**What to produce**
Write out every record below exactly as it appears.

┄┄┄┄┄┄┄┄┄┄┄┄┄┄┄┄┄┄┄┄

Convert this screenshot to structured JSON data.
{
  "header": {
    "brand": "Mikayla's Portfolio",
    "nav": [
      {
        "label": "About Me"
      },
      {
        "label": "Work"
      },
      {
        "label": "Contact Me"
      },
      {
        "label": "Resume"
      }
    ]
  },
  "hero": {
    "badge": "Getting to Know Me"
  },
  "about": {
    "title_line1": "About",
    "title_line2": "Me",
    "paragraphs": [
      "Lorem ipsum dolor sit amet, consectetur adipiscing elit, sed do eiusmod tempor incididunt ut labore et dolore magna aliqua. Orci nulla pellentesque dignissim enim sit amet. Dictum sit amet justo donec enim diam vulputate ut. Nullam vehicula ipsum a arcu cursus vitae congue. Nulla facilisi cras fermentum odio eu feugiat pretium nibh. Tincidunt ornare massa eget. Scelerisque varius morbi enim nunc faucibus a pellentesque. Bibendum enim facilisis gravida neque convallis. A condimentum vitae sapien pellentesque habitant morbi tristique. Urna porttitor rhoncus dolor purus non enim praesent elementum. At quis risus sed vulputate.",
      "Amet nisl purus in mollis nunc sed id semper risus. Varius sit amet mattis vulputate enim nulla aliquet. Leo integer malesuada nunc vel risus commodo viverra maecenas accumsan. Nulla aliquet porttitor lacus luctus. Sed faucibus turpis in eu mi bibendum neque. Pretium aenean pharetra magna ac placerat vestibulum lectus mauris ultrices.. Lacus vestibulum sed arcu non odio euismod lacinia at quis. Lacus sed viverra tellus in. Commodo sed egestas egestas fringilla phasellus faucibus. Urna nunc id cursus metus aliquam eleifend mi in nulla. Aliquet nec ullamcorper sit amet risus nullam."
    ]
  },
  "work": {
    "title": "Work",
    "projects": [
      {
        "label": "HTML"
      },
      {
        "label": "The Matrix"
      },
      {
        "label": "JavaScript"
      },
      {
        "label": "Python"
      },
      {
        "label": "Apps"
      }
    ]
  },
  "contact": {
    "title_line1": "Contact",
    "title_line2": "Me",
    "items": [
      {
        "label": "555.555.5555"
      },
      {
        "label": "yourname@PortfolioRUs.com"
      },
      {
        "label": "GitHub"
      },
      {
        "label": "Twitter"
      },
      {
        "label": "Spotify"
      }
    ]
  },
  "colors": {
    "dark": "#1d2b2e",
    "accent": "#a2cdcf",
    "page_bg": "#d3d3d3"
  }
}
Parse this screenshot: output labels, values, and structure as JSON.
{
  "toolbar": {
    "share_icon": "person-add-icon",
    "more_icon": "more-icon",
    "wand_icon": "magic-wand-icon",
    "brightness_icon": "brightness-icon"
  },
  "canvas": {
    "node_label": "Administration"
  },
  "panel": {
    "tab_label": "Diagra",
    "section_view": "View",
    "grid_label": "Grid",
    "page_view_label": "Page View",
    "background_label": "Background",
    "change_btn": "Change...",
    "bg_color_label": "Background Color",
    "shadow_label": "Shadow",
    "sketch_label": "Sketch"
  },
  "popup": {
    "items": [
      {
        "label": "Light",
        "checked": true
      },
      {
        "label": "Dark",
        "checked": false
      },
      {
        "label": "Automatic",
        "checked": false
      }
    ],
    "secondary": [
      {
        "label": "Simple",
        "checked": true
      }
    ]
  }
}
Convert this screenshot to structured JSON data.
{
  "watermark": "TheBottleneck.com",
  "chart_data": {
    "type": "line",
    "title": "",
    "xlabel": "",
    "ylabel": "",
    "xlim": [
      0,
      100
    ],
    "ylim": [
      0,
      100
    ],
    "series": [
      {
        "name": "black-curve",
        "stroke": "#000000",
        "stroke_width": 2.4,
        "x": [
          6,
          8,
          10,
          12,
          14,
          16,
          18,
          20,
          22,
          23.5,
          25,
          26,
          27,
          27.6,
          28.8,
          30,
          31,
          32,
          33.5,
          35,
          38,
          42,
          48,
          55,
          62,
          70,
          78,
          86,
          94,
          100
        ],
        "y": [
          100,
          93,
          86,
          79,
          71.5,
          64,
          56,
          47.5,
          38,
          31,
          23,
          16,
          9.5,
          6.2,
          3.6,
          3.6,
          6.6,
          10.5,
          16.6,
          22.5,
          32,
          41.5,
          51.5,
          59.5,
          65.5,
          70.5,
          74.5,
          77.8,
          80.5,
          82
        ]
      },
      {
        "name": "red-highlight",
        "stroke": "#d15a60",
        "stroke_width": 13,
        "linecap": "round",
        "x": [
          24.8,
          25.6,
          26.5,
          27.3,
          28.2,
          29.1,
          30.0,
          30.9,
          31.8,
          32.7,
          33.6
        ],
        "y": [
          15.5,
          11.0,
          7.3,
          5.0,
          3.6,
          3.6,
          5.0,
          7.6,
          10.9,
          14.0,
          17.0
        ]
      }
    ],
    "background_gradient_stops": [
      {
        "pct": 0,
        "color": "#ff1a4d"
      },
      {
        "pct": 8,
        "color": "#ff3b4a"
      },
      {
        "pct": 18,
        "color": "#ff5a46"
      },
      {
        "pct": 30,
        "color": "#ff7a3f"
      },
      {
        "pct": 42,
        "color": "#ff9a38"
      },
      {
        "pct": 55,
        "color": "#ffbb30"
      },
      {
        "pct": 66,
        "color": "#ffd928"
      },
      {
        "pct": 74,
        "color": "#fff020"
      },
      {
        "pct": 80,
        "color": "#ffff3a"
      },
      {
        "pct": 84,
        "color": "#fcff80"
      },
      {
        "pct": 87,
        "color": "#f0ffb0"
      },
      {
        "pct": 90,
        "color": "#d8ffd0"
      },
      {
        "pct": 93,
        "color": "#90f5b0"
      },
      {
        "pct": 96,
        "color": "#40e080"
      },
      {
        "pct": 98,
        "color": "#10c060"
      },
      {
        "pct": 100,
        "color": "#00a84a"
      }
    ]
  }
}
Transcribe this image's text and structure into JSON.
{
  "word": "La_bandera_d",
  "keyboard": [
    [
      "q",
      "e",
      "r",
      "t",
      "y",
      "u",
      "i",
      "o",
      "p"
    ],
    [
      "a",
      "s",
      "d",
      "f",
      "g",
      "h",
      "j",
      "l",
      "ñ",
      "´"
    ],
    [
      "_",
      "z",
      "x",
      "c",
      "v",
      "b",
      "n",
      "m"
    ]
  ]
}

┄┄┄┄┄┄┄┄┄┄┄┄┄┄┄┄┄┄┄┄

**Problem solution**
Convert this screenshot to structured JSON data.
{
  "header": {
    "brand": "Mikayla's Portfolio",
    "nav": [
      {
        "label": "About Me"
      },
      {
        "label": "Work"
      },
      {
        "label": "Contact Me"
      },
      {
        "label": "Resume"
      }
    ]
  },
  "hero": {
    "badge": "Getting to Know Me"
  },
  "about": {
    "title_line1": "About",
    "title_line2": "Me",
    "paragraphs": [
      "Lorem ipsum dolor sit amet, consectetur adipiscing elit, sed do eiusmod tempor incididunt ut labore et dolore magna aliqua. Orci nulla pellentesque dignissim enim sit amet. Dictum sit amet justo donec enim diam vulputate ut. Nullam vehicula ipsum a arcu cursus vitae congue. Nulla facilisi cras fermentum odio eu feugiat pretium nibh. Tincidunt ornare massa eget. Scelerisque varius morbi enim nunc faucibus a pellentesque. Bibendum enim facilisis gravida neque convallis. A condimentum vitae sapien pellentesque habitant morbi tristique. Urna porttitor rhoncus dolor purus non enim praesent elementum. At quis risus sed vulputate.",
      "Amet nisl purus in mollis nunc sed id semper risus. Varius sit amet mattis vulputate enim nulla aliquet. Leo integer malesuada nunc vel risus commodo viverra maecenas accumsan. Nulla aliquet porttitor lacus luctus. Sed faucibus turpis in eu mi bibendum neque. Pretium aenean pharetra magna ac placerat vestibulum lectus mauris ultrices.. Lacus vestibulum sed arcu non odio euismod lacinia at quis. Lacus sed viverra tellus in. Commodo sed egestas egestas fringilla phasellus faucibus. Urna nunc id cursus metus aliquam eleifend mi in nulla. Aliquet nec ullamcorper sit amet risus nullam."
    ]
  },
  "work": {
    "title": "Work",
    "projects": [
      {
        "label": "HTML"
      },
      {
        "label": "The Matrix"
      },
      {
        "label": "JavaScript"
      },
      {
        "label": "Python"
      },
      {
        "label": "Apps"
      }
    ]
  },
  "contact": {
    "title_line1": "Contact",
    "title_line2": "Me",
    "items": [
      {
        "label": "555.555.5555"
      },
      {
        "label": "yourname@PortfolioRUs.com"
      },
      {
        "label": "GitHub"
      },
      {
        "label": "Twitter"
      },
      {
        "label": "Spotify"
      }
    ]
  },
  "colors": {
    "dark": "#1d2b2e",
    "accent": "#a2cdcf",
    "page_bg": "#d3d3d3"
  }
}
Parse this screenshot: output labels, values, and structure as JSON.
{
  "toolbar": {
    "share_icon": "person-add-icon",
    "more_icon": "more-icon",
    "wand_icon": "magic-wand-icon",
    "brightness_icon": "brightness-icon"
  },
  "canvas": {
    "node_label": "Administration"
  },
  "panel": {
    "tab_label": "Diagra",
    "section_view": "View",
    "grid_label": "Grid",
    "page_view_label": "Page View",
    "background_label": "Background",
    "change_btn": "Change...",
    "bg_color_label": "Background Color",
    "shadow_label": "Shadow",
    "sketch_label": "Sketch"
  },
  "popup": {
    "items": [
      {
        "label": "Light",
        "checked": true
      },
      {
        "label": "Dark",
        "checked": false
      },
      {
        "label": "Automatic",
        "checked": false
      }
    ],
    "secondary": [
      {
        "label": "Simple",
        "checked": true
      }
    ]
  }
}
Convert this screenshot to structured JSON data.
{
  "watermark": "TheBottleneck.com",
  "chart_data": {
    "type": "line",
    "title": "",
    "xlabel": "",
    "ylabel": "",
    "xlim": [
      0,
      100
    ],
    "ylim": [
      0,
      100
    ],
    "series": [
      {
        "name": "black-curve",
        "stroke": "#000000",
        "stroke_width": 2.4,
        "x": [
          6,
          8,
          10,
          12,
          14,
          16,
          18,
          20,
          22,
          23.5,
          25,
          26,
          27,
          27.6,
          28.8,
          30,
          31,
          32,
          33.5,
          35,
          38,
          42,
          48,
          55,
          62,
          70,
          78,
          86,
          94,
          100
        ],
        "y": [
          100,
          93,
          86,
          79,
          71.5,
          64,
          56,
          47.5,
          38,
          31,
          23,
          16,
          9.5,
          6.2,
          3.6,
          3.6,
          6.6,
          10.5,
          16.6,
          22.5,
          32,
          41.5,
          51.5,
          59.5,
          65.5,
          70.5,
          74.5,
          77.8,
          80.5,
          82
        ]
      },
      {
        "name": "red-highlight",
        "stroke": "#d15a60",
        "stroke_width": 13,
        "linecap": "round",
        "x": [
          24.8,
          25.6,
          26.5,
          27.3,
          28.2,
          29.1,
          30.0,
          30.9,
          31.8,
          32.7,
          33.6
        ],
        "y": [
          15.5,
          11.0,
          7.3,
          5.0,
          3.6,
          3.6,
          5.0,
          7.6,
          10.9,
          14.0,
          17.0
        ]
      }
    ],
    "background_gradient_stops": [
      {
        "pct": 0,
        "color": "#ff1a4d"
      },
      {
        "pct": 8,
        "color": "#ff3b4a"
      },
      {
        "pct": 18,
        "color": "#ff5a46"
      },
      {
        "pct": 30,
        "color": "#ff7a3f"
      },
      {
        "pct": 42,
        "color": "#ff9a38"
      },
      {
        "pct": 55,
        "color": "#ffbb30"
      },
      {
        "pct": 66,
        "color": "#ffd928"
      },
      {
        "pct": 74,
        "color": "#fff020"
      },
      {
        "pct": 80,
        "color": "#ffff3a"
      },
      {
        "pct": 84,
        "color": "#fcff80"
      },
      {
        "pct": 87,
        "color": "#f0ffb0"
      },
      {
        "pct": 90,
        "color": "#d8ffd0"
      },
      {
        "pct": 93,
        "color": "#90f5b0"
      },
      {
        "pct": 96,
        "color": "#40e080"
      },
      {
        "pct": 98,
        "color": "#10c060"
      },
      {
        "pct": 100,
        "color": "#00a84a"
      }
    ]
  }
}
Transcribe this image's text and structure into JSON.
{
  "word": "La_bandera_d",
  "keyboard": [
    [
      "q",
      "e",
      "r",
      "t",
      "y",
      "u",
      "i",
      "o",
      "p"
    ],
    [
      "a",
      "s",
      "d",
      "f",
      "g",
      "h",
      "j",
      "l",
      "ñ",
      "´"
    ],
    [
      "_",
      "z",
      "x",
      "c",
      "v",
      "b",
      "n",
      "m"
    ]
  ]
}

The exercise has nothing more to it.